* Stored dataset items *
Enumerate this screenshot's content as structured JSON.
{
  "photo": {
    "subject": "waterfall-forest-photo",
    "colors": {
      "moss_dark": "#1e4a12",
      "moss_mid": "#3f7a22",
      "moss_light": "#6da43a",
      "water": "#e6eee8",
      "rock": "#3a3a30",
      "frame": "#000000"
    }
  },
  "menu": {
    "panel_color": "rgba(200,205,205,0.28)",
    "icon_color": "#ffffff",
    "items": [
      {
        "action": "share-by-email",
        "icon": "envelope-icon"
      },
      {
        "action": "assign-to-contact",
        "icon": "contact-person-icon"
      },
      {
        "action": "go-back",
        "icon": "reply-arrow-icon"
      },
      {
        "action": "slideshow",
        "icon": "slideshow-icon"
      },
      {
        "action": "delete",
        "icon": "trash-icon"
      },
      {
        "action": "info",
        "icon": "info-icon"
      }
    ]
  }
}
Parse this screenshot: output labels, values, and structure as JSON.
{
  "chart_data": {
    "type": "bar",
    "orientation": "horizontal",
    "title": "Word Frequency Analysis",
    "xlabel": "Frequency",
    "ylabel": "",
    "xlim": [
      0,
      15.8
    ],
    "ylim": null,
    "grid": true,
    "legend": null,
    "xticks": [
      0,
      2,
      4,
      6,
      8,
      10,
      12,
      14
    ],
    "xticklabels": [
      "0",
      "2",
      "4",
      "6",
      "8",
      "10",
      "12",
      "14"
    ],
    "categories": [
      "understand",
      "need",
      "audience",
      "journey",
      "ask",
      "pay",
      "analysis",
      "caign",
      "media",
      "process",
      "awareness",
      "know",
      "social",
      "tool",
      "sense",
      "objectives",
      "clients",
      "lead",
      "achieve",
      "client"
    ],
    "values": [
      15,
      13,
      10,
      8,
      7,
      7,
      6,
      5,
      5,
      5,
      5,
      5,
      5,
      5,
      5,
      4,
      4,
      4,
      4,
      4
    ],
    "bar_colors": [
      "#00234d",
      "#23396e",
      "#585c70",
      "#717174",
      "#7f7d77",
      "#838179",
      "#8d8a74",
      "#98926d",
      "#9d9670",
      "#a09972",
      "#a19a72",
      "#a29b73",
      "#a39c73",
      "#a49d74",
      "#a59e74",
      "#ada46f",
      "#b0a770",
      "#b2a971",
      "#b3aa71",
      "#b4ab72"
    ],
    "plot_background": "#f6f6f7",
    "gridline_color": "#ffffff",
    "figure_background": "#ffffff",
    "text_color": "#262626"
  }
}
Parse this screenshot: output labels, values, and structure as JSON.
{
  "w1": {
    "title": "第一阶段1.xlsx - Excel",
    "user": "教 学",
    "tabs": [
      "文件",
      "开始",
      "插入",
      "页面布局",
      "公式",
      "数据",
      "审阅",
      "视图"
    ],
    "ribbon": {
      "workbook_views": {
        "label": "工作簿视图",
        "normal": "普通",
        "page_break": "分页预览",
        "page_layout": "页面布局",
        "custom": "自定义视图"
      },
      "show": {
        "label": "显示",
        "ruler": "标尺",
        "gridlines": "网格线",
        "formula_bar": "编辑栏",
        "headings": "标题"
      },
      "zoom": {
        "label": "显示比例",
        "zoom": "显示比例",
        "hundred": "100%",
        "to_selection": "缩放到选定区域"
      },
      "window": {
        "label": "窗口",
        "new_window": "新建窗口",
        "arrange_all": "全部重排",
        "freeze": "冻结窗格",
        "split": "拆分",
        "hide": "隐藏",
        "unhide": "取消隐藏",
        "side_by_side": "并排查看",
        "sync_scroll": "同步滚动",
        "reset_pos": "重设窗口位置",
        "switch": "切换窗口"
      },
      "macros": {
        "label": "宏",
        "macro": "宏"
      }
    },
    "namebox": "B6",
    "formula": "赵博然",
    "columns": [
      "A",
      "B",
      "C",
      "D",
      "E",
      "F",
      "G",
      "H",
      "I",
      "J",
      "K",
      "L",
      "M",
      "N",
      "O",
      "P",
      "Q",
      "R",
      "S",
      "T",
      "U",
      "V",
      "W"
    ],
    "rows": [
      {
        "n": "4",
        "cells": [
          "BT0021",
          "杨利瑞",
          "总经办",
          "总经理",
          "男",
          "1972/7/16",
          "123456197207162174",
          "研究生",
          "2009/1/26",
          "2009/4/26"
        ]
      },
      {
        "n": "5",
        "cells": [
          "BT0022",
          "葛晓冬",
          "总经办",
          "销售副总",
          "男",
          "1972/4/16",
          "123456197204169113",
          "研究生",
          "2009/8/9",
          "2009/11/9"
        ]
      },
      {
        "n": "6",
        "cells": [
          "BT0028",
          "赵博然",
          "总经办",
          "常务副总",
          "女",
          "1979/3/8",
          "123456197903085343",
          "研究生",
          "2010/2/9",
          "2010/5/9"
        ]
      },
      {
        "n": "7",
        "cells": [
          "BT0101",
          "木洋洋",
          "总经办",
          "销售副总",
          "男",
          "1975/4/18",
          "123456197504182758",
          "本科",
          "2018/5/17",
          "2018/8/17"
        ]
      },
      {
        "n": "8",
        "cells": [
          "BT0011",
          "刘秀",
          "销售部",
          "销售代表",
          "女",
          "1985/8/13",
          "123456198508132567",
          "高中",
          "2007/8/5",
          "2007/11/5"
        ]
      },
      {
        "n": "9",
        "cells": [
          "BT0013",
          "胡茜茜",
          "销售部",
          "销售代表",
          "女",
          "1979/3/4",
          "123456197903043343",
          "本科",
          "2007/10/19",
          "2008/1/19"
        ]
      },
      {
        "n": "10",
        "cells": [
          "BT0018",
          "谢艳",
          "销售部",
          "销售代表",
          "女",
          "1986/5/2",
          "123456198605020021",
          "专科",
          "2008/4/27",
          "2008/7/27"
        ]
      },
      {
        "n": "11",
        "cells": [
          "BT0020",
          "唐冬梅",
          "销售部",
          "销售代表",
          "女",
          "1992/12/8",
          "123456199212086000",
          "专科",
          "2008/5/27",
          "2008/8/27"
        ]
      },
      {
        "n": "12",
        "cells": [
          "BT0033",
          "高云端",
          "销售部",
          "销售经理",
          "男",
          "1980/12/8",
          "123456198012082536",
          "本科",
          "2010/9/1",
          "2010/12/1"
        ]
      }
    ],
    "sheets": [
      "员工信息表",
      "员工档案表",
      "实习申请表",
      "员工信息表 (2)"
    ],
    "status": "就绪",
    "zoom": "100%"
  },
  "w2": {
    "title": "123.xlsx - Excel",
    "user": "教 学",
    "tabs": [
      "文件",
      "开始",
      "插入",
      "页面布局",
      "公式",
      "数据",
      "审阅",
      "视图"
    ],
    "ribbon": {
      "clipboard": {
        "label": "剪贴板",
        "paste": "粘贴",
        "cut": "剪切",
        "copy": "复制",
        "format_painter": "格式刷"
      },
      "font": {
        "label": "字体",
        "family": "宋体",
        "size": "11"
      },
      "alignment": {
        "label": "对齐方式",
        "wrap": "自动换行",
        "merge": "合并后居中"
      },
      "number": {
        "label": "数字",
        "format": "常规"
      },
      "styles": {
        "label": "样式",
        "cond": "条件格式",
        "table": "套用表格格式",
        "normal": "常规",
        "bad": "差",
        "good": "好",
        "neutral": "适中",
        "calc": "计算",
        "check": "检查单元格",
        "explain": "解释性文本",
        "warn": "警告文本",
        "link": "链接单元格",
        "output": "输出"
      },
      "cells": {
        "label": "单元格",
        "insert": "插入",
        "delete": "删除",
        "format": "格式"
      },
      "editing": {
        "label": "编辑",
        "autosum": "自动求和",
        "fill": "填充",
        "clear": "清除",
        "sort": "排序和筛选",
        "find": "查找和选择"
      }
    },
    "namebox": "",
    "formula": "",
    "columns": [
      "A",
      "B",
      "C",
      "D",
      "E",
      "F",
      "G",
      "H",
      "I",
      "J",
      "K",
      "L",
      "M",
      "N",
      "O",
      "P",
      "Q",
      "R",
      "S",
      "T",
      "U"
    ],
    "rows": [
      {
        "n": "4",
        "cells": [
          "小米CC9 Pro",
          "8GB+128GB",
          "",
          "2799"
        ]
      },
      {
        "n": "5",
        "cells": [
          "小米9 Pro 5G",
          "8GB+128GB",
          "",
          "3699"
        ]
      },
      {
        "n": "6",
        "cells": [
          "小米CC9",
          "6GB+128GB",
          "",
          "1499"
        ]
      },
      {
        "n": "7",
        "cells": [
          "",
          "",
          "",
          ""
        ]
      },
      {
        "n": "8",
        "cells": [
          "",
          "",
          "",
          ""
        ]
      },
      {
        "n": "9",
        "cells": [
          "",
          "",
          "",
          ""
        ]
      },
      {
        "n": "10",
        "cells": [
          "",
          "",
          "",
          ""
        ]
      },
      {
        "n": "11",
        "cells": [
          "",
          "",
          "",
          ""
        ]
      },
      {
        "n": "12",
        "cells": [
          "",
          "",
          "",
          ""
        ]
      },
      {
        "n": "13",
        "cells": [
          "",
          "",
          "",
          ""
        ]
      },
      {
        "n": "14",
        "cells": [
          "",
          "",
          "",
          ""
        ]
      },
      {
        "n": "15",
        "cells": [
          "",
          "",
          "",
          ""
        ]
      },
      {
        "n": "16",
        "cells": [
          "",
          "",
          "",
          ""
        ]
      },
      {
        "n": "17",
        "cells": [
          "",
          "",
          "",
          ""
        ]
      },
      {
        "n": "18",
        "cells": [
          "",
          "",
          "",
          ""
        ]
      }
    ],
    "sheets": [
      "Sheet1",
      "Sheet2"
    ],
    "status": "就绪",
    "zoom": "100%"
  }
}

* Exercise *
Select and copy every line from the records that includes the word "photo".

* Exercise solution *
  "photo": {
    "subject": "waterfall-forest-photo",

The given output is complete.